Wrap convert ring sling (left), cotton ring sling (right)

  • Pouch Sling: Can be adjustable, usually not. Better for toddlers, not supportive enough for newborns.
pouchsling

*When you learn better, you do better* Kangaroo in a pouch sling as a newborn in the cradle carry. He’s upright so his airway is not compromised but I do not recommend this position or this carrier for a tiny baby knowing more about baby’s anatomy and development. My boys always hated this so it never lasted for more than a few minutes-babies are smart and know what they need.

Asian Inspired Carriers

  • Mei Tais (pronounced may tie): Features 4 straps, shoulder and waist. Very adjustable and great for differing parent body types. Can be converted from a woven wrap for extra comfort. Possibly the lowest learning curve next to a soft structure carrier. Can DIY with the right pattern and materials.
Thank you Katie Waugh for the awesome daddy wearing picture!

Thank you Katie Waugh for the awesome daddy wearing picture!

  • Soft Structure Carriers: Many brand options. Features buckling waist and structured arms that adjust or adjust and unbuckle. Most are front and back only but hip carries may be an option if the shoulder straps unbuckle. There’s also a chest clip which helps keep the shoulder straps together. Brands differ slightly in the body shape, length of padding in the shoulders, materials used (some feature a mesh panel against baby’s back), amount of padding in shoulders, etc. May have to try several brands to find what works well for your body type. Quick to get on and off. Probably the lowest learning curve. Possibly can DIY with the right materials but much more difficult to get the right buckles.
SarahSmithforblog

Thank you Sarah Smith for the picture with your sweet baby in a Boba carrier.

  • Other Asian Inspired Carriers (not pictured): Onbuhimu, and Podagei (often abbreviated to Pod). Onbuhimu features rings instead of a waist strap which may be very comfortable for a pregnant mom’s growing belly but puts all of baby’s weight on your shoulders.
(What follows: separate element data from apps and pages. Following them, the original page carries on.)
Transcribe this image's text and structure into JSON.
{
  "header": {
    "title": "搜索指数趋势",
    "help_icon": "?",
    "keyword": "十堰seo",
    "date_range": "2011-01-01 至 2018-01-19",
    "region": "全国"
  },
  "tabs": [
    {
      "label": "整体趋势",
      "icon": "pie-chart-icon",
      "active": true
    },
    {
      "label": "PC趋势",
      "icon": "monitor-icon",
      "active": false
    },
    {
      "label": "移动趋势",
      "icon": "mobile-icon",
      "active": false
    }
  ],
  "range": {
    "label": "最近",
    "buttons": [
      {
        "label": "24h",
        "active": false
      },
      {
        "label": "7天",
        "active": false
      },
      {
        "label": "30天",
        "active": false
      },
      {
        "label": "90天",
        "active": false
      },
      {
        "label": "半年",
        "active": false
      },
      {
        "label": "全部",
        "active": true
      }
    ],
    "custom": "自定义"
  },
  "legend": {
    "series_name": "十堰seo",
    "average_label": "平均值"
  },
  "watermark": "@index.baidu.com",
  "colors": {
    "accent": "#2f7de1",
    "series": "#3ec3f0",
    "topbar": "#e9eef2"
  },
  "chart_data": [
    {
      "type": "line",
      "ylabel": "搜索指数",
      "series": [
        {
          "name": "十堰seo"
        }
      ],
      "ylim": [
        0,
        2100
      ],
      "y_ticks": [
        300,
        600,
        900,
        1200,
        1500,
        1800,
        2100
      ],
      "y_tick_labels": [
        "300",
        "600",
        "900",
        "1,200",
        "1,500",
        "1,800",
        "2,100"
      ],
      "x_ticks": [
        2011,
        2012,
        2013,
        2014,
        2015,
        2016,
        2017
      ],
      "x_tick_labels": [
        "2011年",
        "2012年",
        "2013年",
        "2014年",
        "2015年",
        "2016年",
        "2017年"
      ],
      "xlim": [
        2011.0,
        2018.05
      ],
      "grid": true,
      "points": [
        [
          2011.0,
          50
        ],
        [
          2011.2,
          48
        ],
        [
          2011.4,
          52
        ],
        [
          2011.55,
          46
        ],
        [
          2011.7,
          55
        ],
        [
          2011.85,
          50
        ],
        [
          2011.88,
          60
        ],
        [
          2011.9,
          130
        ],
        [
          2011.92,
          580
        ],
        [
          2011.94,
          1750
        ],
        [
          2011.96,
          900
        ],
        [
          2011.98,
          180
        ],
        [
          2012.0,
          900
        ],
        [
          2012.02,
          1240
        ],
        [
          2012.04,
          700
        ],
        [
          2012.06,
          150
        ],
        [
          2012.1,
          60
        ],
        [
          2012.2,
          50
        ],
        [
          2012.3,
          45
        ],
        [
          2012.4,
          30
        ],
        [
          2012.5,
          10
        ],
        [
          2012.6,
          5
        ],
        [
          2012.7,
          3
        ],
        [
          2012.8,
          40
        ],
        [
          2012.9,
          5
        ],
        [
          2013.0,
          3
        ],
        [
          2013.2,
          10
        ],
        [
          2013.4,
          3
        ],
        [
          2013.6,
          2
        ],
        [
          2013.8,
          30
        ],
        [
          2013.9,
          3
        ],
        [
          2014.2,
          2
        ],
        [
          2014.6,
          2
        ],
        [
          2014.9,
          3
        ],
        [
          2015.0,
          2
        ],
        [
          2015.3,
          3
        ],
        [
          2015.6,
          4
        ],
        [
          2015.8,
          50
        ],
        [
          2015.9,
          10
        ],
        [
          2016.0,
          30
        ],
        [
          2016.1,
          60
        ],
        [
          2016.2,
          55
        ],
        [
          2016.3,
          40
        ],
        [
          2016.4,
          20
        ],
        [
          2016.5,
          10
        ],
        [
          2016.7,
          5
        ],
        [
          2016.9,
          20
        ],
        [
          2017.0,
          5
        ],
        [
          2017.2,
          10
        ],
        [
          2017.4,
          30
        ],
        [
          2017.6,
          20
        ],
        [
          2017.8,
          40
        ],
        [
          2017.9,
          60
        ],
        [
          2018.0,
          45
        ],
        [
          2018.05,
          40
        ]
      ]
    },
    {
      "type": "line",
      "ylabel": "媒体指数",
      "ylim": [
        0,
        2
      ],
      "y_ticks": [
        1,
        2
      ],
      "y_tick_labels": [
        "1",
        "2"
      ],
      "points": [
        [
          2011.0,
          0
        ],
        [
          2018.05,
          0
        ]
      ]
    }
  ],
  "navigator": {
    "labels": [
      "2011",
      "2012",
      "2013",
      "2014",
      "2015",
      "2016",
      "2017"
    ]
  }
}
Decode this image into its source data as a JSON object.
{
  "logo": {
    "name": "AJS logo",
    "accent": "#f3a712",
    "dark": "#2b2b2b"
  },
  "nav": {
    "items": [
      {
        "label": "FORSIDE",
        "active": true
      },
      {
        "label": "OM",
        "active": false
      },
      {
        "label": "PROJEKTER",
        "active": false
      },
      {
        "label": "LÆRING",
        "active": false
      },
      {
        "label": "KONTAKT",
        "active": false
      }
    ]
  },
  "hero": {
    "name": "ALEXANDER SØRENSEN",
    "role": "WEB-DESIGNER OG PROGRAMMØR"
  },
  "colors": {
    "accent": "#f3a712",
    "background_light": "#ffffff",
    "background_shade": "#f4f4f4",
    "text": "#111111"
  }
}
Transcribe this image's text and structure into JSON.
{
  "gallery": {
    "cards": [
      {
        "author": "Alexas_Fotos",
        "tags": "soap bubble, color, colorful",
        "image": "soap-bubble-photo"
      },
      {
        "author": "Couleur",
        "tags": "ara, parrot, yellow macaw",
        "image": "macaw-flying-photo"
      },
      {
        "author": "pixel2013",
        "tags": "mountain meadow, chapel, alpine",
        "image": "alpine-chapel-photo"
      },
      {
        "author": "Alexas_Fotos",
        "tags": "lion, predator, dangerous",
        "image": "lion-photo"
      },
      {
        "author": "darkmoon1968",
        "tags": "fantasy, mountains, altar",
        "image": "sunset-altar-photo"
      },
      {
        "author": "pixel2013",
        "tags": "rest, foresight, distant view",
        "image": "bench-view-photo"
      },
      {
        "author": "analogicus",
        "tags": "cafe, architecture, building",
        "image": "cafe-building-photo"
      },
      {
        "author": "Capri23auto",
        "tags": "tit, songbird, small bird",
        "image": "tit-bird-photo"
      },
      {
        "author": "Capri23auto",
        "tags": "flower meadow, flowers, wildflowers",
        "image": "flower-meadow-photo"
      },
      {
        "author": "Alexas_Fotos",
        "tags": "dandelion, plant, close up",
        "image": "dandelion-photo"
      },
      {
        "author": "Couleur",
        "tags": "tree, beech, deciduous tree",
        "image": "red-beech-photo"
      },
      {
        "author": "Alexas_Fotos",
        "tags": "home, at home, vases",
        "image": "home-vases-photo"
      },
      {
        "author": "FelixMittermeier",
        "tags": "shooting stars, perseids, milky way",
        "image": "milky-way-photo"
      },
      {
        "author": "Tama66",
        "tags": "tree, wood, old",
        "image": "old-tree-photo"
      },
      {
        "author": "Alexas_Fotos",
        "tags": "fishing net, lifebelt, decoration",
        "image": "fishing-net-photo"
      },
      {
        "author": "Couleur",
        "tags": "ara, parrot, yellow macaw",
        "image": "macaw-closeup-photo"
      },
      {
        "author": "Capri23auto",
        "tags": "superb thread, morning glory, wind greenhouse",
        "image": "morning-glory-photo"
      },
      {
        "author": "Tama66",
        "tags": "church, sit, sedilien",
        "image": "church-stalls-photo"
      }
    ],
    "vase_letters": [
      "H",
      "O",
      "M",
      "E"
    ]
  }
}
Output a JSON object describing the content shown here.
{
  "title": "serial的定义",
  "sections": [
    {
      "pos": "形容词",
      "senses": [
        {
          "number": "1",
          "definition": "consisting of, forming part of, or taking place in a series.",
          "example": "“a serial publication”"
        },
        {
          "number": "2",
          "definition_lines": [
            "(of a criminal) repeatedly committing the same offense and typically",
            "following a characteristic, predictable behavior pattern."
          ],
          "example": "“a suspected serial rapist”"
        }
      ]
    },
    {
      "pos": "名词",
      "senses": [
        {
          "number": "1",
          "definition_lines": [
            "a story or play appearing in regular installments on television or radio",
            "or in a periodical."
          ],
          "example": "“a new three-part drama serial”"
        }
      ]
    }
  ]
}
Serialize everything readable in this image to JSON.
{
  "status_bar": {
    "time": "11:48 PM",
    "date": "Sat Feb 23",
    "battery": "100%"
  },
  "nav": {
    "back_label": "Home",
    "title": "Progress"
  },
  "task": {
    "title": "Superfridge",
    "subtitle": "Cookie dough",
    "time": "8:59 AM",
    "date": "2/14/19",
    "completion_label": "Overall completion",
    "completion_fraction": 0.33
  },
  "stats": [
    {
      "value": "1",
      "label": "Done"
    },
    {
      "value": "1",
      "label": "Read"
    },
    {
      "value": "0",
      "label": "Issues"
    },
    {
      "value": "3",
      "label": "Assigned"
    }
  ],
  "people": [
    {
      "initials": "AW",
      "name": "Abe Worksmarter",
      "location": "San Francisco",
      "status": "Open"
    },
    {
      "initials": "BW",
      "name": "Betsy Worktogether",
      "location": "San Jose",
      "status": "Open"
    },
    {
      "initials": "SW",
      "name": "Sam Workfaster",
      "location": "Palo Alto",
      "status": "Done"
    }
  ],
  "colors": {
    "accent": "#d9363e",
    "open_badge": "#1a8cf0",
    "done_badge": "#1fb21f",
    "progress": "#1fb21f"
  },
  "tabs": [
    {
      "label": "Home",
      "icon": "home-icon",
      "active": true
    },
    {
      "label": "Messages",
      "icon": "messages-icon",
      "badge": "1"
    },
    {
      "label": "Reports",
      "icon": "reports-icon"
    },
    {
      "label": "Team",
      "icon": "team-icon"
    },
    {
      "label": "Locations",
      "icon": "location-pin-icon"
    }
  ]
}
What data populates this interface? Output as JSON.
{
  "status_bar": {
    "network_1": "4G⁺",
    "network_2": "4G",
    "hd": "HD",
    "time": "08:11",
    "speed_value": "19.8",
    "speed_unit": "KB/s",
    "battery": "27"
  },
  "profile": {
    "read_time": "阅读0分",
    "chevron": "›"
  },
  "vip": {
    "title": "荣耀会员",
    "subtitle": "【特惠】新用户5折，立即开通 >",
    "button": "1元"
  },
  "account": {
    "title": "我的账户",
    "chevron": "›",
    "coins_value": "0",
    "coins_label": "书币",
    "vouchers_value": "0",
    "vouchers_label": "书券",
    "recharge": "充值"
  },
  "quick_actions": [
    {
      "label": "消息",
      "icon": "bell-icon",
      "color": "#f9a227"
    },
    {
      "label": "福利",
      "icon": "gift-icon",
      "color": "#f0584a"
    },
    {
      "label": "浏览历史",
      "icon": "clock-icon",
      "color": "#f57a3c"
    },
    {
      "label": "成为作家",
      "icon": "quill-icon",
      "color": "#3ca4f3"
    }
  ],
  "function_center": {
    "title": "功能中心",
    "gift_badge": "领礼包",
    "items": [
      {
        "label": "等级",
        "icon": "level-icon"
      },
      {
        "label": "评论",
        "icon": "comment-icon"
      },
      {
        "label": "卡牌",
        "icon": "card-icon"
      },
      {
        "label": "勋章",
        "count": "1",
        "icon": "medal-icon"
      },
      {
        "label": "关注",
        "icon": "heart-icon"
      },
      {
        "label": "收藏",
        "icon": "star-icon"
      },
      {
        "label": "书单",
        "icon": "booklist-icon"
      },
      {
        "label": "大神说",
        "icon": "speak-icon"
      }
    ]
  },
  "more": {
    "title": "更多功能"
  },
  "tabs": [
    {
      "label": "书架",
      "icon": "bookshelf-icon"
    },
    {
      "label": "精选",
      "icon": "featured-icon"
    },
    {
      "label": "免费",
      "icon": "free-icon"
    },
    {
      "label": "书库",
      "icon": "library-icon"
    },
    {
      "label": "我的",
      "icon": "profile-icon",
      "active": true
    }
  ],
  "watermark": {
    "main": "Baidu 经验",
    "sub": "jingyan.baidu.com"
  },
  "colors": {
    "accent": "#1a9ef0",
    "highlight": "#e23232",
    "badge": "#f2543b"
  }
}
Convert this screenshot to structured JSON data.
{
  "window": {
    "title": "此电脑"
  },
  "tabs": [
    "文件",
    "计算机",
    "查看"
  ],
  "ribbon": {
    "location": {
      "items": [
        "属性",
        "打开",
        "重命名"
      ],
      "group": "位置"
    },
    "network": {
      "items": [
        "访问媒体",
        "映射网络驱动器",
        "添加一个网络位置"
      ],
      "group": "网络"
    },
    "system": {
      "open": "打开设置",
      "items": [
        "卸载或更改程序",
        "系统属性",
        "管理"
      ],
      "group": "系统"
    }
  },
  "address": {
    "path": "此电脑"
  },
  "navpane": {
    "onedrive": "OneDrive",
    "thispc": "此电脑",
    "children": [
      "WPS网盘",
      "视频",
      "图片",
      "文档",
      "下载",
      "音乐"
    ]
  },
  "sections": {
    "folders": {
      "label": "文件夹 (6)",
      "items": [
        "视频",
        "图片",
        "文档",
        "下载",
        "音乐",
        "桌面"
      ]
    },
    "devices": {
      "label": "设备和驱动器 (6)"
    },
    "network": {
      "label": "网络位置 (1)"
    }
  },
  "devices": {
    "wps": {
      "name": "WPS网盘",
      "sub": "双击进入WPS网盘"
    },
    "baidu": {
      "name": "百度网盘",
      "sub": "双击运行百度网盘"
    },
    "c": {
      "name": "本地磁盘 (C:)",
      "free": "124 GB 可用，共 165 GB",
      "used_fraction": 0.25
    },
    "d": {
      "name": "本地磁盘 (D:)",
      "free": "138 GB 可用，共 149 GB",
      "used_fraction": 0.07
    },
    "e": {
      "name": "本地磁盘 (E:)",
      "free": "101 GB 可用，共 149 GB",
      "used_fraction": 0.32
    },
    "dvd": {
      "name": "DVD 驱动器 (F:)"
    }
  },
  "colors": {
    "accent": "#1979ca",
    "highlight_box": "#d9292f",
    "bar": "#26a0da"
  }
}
Podagei features long top straps and a blanket-like panel. The long straps are used to cross under baby’s bottom. All of baby’s weight is on your shoulders. Can possibly DIY with the right materials and patterns.

*For full disclosure I am a Boba Ambassador. I became a Boba Ambassador because I love their products. They send me free products to review from time to time but I do not receive any other compensation from them. I like to offer my honest opinion and free products do not influence my views*

What is your favorite type of carrier?